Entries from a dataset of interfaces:
*** Begin section ***
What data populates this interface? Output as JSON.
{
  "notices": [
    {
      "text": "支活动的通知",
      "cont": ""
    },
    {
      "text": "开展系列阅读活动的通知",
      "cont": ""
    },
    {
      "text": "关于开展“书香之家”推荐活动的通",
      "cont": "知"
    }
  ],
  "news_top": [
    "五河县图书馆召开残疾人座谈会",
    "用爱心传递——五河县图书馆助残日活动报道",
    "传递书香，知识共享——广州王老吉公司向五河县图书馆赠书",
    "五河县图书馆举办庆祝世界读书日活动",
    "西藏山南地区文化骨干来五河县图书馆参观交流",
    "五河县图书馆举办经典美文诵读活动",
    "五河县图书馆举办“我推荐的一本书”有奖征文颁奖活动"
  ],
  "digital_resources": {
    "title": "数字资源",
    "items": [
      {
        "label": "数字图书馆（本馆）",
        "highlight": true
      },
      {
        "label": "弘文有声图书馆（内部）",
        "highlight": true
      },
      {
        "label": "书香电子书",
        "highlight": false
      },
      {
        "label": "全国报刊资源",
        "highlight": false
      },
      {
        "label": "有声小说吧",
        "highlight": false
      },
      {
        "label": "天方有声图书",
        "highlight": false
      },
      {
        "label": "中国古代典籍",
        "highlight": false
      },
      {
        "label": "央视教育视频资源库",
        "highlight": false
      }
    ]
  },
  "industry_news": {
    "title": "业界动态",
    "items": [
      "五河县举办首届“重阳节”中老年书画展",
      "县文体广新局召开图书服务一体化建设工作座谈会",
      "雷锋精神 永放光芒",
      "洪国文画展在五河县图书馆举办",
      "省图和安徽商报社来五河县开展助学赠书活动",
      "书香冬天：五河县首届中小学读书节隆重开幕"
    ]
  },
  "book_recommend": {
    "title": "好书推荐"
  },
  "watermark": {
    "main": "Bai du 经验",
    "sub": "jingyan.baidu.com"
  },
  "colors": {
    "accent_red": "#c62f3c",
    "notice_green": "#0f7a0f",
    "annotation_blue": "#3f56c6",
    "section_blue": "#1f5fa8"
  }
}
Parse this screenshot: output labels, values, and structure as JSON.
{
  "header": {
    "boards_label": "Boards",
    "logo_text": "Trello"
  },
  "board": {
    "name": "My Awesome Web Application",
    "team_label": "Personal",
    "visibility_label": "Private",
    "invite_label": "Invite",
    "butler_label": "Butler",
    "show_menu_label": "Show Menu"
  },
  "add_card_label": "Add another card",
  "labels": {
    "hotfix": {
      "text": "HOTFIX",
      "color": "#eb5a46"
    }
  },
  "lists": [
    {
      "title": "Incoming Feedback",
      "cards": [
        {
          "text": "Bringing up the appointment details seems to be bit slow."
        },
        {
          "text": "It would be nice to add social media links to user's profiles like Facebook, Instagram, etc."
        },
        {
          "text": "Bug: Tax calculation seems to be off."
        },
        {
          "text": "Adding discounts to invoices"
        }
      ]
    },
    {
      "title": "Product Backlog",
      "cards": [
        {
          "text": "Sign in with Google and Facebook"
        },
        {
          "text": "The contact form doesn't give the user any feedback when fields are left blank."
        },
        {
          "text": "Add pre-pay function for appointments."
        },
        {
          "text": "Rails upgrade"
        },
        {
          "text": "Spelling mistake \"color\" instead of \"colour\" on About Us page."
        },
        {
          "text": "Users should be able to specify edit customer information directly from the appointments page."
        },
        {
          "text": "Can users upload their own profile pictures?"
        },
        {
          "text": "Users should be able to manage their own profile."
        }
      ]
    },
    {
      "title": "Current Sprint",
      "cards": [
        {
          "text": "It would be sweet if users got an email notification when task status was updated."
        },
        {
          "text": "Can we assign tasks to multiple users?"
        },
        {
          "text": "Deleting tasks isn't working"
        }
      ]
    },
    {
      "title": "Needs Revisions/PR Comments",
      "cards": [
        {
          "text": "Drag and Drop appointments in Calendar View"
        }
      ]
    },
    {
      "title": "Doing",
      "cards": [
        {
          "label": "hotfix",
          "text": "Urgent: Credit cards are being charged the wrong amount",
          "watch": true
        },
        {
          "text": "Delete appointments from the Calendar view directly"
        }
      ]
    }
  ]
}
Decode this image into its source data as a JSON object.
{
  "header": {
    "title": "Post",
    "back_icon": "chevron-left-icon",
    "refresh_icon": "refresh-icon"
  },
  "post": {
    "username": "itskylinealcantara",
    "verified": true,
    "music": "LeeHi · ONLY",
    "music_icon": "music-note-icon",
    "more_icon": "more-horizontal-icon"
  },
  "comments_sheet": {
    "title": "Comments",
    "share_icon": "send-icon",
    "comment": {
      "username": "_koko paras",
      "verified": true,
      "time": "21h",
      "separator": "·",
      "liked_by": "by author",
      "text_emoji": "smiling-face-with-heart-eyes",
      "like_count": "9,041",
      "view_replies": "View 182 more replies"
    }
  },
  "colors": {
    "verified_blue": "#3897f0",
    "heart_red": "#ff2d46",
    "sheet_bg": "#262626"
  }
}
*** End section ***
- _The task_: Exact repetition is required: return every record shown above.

- _Written answer_:
What data populates this interface? Output as JSON.
{
  "notices": [
    {
      "text": "支活动的通知",
      "cont": ""
    },
    {
      "text": "开展系列阅读活动的通知",
      "cont": ""
    },
    {
      "text": "关于开展“书香之家”推荐活动的通",
      "cont": "知"
    }
  ],
  "news_top": [
    "五河县图书馆召开残疾人座谈会",
    "用爱心传递——五河县图书馆助残日活动报道",
    "传递书香，知识共享——广州王老吉公司向五河县图书馆赠书",
    "五河县图书馆举办庆祝世界读书日活动",
    "西藏山南地区文化骨干来五河县图书馆参观交流",
    "五河县图书馆举办经典美文诵读活动",
    "五河县图书馆举办“我推荐的一本书”有奖征文颁奖活动"
  ],
  "digital_resources": {
    "title": "数字资源",
    "items": [
      {
        "label": "数字图书馆（本馆）",
        "highlight": true
      },
      {
        "label": "弘文有声图书馆（内部）",
        "highlight": true
      },
      {
        "label": "书香电子书",
        "highlight": false
      },
      {
        "label": "全国报刊资源",
        "highlight": false
      },
      {
        "label": "有声小说吧",
        "highlight": false
      },
      {
        "label": "天方有声图书",
        "highlight": false
      },
      {
        "label": "中国古代典籍",
        "highlight": false
      },
      {
        "label": "央视教育视频资源库",
        "highlight": false
      }
    ]
  },
  "industry_news": {
    "title": "业界动态",
    "items": [
      "五河县举办首届“重阳节”中老年书画展",
      "县文体广新局召开图书服务一体化建设工作座谈会",
      "雷锋精神 永放光芒",
      "洪国文画展在五河县图书馆举办",
      "省图和安徽商报社来五河县开展助学赠书活动",
      "书香冬天：五河县首届中小学读书节隆重开幕"
    ]
  },
  "book_recommend": {
    "title": "好书推荐"
  },
  "watermark": {
    "main": "Bai du 经验",
    "sub": "jingyan.baidu.com"
  },
  "colors": {
    "accent_red": "#c62f3c",
    "notice_green": "#0f7a0f",
    "annotation_blue": "#3f56c6",
    "section_blue": "#1f5fa8"
  }
}
Parse this screenshot: output labels, values, and structure as JSON.
{
  "header": {
    "boards_label": "Boards",
    "logo_text": "Trello"
  },
  "board": {
    "name": "My Awesome Web Application",
    "team_label": "Personal",
    "visibility_label": "Private",
    "invite_label": "Invite",
    "butler_label": "Butler",
    "show_menu_label": "Show Menu"
  },
  "add_card_label": "Add another card",
  "labels": {
    "hotfix": {
      "text": "HOTFIX",
      "color": "#eb5a46"
    }
  },
  "lists": [
    {
      "title": "Incoming Feedback",
      "cards": [
        {
          "text": "Bringing up the appointment details seems to be bit slow."
        },
        {
          "text": "It would be nice to add social media links to user's profiles like Facebook, Instagram, etc."
        },
        {
          "text": "Bug: Tax calculation seems to be off."
        },
        {
          "text": "Adding discounts to invoices"
        }
      ]
    },
    {
      "title": "Product Backlog",
      "cards": [
        {
          "text": "Sign in with Google and Facebook"
        },
        {
          "text": "The contact form doesn't give the user any feedback when fields are left blank."
        },
        {
          "text": "Add pre-pay function for appointments."
        },
        {
          "text": "Rails upgrade"
        },
        {
          "text": "Spelling mistake \"color\" instead of \"colour\" on About Us page."
        },
        {
          "text": "Users should be able to specify edit customer information directly from the appointments page."
        },
        {
          "text": "Can users upload their own profile pictures?"
        },
        {
          "text": "Users should be able to manage their own profile."
        }
      ]
    },
    {
      "title": "Current Sprint",
      "cards": [
        {
          "text": "It would be sweet if users got an email notification when task status was updated."
        },
        {
          "text": "Can we assign tasks to multiple users?"
        },
        {
          "text": "Deleting tasks isn't working"
        }
      ]
    },
    {
      "title": "Needs Revisions/PR Comments",
      "cards": [
        {
          "text": "Drag and Drop appointments in Calendar View"
        }
      ]
    },
    {
      "title": "Doing",
      "cards": [
        {
          "label": "hotfix",
          "text": "Urgent: Credit cards are being charged the wrong amount",
          "watch": true
        },
        {
          "text": "Delete appointments from the Calendar view directly"
        }
      ]
    }
  ]
}
Decode this image into its source data as a JSON object.
{
  "header": {
    "title": "Post",
    "back_icon": "chevron-left-icon",
    "refresh_icon": "refresh-icon"
  },
  "post": {
    "username": "itskylinealcantara",
    "verified": true,
    "music": "LeeHi · ONLY",
    "music_icon": "music-note-icon",
    "more_icon": "more-horizontal-icon"
  },
  "comments_sheet": {
    "title": "Comments",
    "share_icon": "send-icon",
    "comment": {
      "username": "_koko paras",
      "verified": true,
      "time": "21h",
      "separator": "·",
      "liked_by": "by author",
      "text_emoji": "smiling-face-with-heart-eyes",
      "like_count": "9,041",
      "view_replies": "View 182 more replies"
    }
  },
  "colors": {
    "verified_blue": "#3897f0",
    "heart_red": "#ff2d46",
    "sheet_bg": "#262626"
  }
}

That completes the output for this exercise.